tomsWhen proposing a solution to an economic problem the first question that should be asked is, “Is the solution likely to fix the problem?”

While that may seem too obvious to mention, it’s surprising how many times that question is not given serious consideration. In the past this has been particularly true of poverty-reduction measures. Too often the solutions were judged mainly on motives and emotions rather than effectiveness. If the solution was proposed in a spirit of goodwill and generosity or if it made both the giver and receiver feel good, then why not try it?

Over the past few years, though, there has a been promising shift within poverty-fighting circles. A prime example is TOMS Shoes rethinking of its ‘buy one, give one’ model of helping the needy. The California-based company’s model of giving a pair of shoes to a child in need for ever pair bought by it’s customers has spawned copy-cats in various industries — from baby goods to solar panels. Yet as PRI notes,
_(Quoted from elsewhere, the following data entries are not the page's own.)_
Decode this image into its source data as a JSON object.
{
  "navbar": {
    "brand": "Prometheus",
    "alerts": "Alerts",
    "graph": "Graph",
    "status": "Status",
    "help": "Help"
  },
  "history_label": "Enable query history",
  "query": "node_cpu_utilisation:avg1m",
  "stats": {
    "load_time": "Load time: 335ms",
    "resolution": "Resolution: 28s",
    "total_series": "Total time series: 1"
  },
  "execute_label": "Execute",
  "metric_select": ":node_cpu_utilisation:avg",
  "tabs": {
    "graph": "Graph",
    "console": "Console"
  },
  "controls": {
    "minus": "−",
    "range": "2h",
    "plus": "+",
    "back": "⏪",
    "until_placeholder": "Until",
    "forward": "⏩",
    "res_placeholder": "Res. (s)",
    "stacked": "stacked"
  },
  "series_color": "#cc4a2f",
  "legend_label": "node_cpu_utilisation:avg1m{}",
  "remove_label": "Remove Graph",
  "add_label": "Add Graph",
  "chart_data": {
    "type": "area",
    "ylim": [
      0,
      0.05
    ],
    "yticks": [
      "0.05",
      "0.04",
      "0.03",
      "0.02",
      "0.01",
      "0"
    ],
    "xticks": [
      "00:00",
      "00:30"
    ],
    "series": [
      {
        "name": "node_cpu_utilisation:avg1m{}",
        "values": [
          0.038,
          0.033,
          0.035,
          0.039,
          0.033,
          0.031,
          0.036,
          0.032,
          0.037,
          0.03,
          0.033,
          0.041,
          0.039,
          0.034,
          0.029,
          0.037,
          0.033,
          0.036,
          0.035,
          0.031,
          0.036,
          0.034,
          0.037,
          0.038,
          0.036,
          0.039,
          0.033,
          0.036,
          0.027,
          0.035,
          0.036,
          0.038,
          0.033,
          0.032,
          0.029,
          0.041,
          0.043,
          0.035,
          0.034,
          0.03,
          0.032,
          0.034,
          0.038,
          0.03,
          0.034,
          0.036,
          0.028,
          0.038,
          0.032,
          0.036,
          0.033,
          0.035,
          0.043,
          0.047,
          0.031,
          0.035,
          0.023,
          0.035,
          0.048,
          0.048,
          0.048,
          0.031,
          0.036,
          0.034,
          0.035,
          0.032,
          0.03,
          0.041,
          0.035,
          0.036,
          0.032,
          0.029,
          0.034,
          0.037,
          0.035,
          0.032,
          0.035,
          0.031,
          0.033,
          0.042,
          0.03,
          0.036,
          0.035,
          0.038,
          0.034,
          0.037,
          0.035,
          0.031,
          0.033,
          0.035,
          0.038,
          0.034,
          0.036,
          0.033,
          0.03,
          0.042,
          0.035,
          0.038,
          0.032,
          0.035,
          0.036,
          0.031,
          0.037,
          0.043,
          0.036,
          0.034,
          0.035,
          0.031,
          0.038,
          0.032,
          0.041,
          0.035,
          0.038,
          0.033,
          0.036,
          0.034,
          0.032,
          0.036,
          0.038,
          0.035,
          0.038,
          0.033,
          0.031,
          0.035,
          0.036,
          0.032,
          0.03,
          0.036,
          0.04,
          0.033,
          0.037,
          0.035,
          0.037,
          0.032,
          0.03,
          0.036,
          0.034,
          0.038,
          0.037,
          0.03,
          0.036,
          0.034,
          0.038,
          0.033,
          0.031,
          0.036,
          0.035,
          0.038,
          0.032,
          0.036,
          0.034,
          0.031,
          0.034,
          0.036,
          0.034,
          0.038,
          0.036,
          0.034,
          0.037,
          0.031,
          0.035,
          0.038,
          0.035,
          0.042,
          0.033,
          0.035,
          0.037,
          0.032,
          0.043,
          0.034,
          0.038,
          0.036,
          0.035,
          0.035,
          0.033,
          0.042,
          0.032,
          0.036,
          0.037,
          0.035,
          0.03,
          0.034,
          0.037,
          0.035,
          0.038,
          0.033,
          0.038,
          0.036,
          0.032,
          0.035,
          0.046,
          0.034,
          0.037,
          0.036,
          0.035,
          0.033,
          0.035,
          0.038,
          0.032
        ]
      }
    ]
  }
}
[M]any consumers have been asking: Does the “buy one, give one” model actually fight poverty?

The founders at TOMS Shoes have been asking themselves that question, too.

Their do-good model has been the subject of criticism. Among other things, critics wonder if TOMS is displacing local shoe producers, by bringing in their shoes from elsewhere.

[. . .]

Amy Costello, a journalist and host of the Tiny Spark podcast, has been a critic of the TOMS model. Now, she says the firm is starting to listen to its critics.

She points to a recent decision by TOMS to manufacture some of its shoes in Haiti beginning in January, 2014. TOMS plans to employ 100 Haitians and build a “responsible, sustainable” shoe industry in Haiti. TOMS founder Blake Mycoskie pledged that, by the end of 2015, TOMS would produce a minimum of one-third of all its giving shoes in places where the shoes are distributed to needy individuals.

“I give [TOMS] credit. I think it’s a wonderful development,” Costello says. “But I would say that the company still has lots more work to do in this space, to have the impact that it can have.”

Costello argues that giving consumer items to the impoverished is not the solution to poverty.

A more promising approach, explained on the PovertyCure website, is enterprise and wealth creation:

The experience of the last 200 years demonstrates that living standards can be raised even as population density rapidly increases. Innovation and entrepreneurship can and do create new wealth for both the rich and the poor. There are, in other words, enterprise solutions to poverty.

Read more . . .